▶ EXERCISE PROMPT:
After reading the records, print them all again exactly as they stand.

▶ ENTRIES SUPPLIED:
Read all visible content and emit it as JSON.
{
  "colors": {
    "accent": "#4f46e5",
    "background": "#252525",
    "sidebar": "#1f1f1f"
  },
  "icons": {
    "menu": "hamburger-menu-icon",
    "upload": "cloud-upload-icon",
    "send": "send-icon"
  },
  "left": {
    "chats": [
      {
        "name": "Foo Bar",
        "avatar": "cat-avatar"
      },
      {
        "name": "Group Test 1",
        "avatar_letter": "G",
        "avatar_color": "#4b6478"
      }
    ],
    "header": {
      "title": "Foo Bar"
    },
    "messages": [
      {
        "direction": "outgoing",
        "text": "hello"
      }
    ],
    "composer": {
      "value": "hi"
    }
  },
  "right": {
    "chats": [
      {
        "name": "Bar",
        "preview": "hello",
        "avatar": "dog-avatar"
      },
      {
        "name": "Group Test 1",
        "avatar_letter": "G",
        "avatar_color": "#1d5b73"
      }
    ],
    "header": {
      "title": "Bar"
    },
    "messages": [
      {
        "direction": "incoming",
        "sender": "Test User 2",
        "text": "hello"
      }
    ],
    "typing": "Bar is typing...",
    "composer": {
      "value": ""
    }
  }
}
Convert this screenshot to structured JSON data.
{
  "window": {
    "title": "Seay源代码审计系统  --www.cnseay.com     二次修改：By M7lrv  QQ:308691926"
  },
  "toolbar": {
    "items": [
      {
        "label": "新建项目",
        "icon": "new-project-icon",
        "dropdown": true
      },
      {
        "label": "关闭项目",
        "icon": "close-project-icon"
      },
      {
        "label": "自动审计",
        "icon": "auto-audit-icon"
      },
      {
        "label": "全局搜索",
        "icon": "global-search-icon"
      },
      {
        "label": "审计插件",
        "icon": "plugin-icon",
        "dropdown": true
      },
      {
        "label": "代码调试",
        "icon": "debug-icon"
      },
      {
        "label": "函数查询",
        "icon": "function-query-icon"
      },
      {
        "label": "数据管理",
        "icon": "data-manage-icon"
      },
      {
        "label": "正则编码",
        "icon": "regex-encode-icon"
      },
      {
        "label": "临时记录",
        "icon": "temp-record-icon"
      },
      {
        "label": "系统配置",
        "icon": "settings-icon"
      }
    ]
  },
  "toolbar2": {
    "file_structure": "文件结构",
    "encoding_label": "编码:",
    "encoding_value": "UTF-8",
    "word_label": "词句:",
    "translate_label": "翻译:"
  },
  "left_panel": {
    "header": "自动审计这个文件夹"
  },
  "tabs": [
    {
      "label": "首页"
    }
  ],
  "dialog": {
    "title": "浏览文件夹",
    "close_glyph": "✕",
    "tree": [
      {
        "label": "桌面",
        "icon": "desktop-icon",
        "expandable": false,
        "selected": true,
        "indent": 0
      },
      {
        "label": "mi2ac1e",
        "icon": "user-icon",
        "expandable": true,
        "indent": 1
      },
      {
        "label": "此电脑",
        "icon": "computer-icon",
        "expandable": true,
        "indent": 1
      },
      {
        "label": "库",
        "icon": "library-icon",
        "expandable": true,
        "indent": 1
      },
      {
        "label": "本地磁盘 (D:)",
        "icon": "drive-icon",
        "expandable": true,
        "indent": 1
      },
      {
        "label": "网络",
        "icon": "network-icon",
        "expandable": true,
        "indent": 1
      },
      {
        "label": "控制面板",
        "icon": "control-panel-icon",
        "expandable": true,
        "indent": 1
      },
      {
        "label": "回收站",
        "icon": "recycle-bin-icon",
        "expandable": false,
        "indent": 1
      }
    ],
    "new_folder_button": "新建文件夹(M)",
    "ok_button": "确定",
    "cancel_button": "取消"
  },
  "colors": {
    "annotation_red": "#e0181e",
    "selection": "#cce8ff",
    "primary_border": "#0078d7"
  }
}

▶ RESPONSE AREA:
Read all visible content and emit it as JSON.
{
  "colors": {
    "accent": "#4f46e5",
    "background": "#252525",
    "sidebar": "#1f1f1f"
  },
  "icons": {
    "menu": "hamburger-menu-icon",
    "upload": "cloud-upload-icon",
    "send": "send-icon"
  },
  "left": {
    "chats": [
      {
        "name": "Foo Bar",
        "avatar": "cat-avatar"
      },
      {
        "name": "Group Test 1",
        "avatar_letter": "G",
        "avatar_color": "#4b6478"
      }
    ],
    "header": {
      "title": "Foo Bar"
    },
    "messages": [
      {
        "direction": "outgoing",
        "text": "hello"
      }
    ],
    "composer": {
      "value": "hi"
    }
  },
  "right": {
    "chats": [
      {
        "name": "Bar",
        "preview": "hello",
        "avatar": "dog-avatar"
      },
      {
        "name": "Group Test 1",
        "avatar_letter": "G",
        "avatar_color": "#1d5b73"
      }
    ],
    "header": {
      "title": "Bar"
    },
    "messages": [
      {
        "direction": "incoming",
        "sender": "Test User 2",
        "text": "hello"
      }
    ],
    "typing": "Bar is typing...",
    "composer": {
      "value": ""
    }
  }
}
Convert this screenshot to structured JSON data.
{
  "window": {
    "title": "Seay源代码审计系统  --www.cnseay.com     二次修改：By M7lrv  QQ:308691926"
  },
  "toolbar": {
    "items": [
      {
        "label": "新建项目",
        "icon": "new-project-icon",
        "dropdown": true
      },
      {
        "label": "关闭项目",
        "icon": "close-project-icon"
      },
      {
        "label": "自动审计",
        "icon": "auto-audit-icon"
      },
      {
        "label": "全局搜索",
        "icon": "global-search-icon"
      },
      {
        "label": "审计插件",
        "icon": "plugin-icon",
        "dropdown": true
      },
      {
        "label": "代码调试",
        "icon": "debug-icon"
      },
      {
        "label": "函数查询",
        "icon": "function-query-icon"
      },
      {
        "label": "数据管理",
        "icon": "data-manage-icon"
      },
      {
        "label": "正则编码",
        "icon": "regex-encode-icon"
      },
      {
        "label": "临时记录",
        "icon": "temp-record-icon"
      },
      {
        "label": "系统配置",
        "icon": "settings-icon"
      }
    ]
  },
  "toolbar2": {
    "file_structure": "文件结构",
    "encoding_label": "编码:",
    "encoding_value": "UTF-8",
    "word_label": "词句:",
    "translate_label": "翻译:"
  },
  "left_panel": {
    "header": "自动审计这个文件夹"
  },
  "tabs": [
    {
      "label": "首页"
    }
  ],
  "dialog": {
    "title": "浏览文件夹",
    "close_glyph": "✕",
    "tree": [
      {
        "label": "桌面",
        "icon": "desktop-icon",
        "expandable": false,
        "selected": true,
        "indent": 0
      },
      {
        "label": "mi2ac1e",
        "icon": "user-icon",
        "expandable": true,
        "indent": 1
      },
      {
        "label": "此电脑",
        "icon": "computer-icon",
        "expandable": true,
        "indent": 1
      },
      {
        "label": "库",
        "icon": "library-icon",
        "expandable": true,
        "indent": 1
      },
      {
        "label": "本地磁盘 (D:)",
        "icon": "drive-icon",
        "expandable": true,
        "indent": 1
      },
      {
        "label": "网络",
        "icon": "network-icon",
        "expandable": true,
        "indent": 1
      },
      {
        "label": "控制面板",
        "icon": "control-panel-icon",
        "expandable": true,
        "indent": 1
      },
      {
        "label": "回收站",
        "icon": "recycle-bin-icon",
        "expandable": false,
        "indent": 1
      }
    ],
    "new_folder_button": "新建文件夹(M)",
    "ok_button": "确定",
    "cancel_button": "取消"
  },
  "colors": {
    "annotation_red": "#e0181e",
    "selection": "#cce8ff",
    "primary_border": "#0078d7"
  }
}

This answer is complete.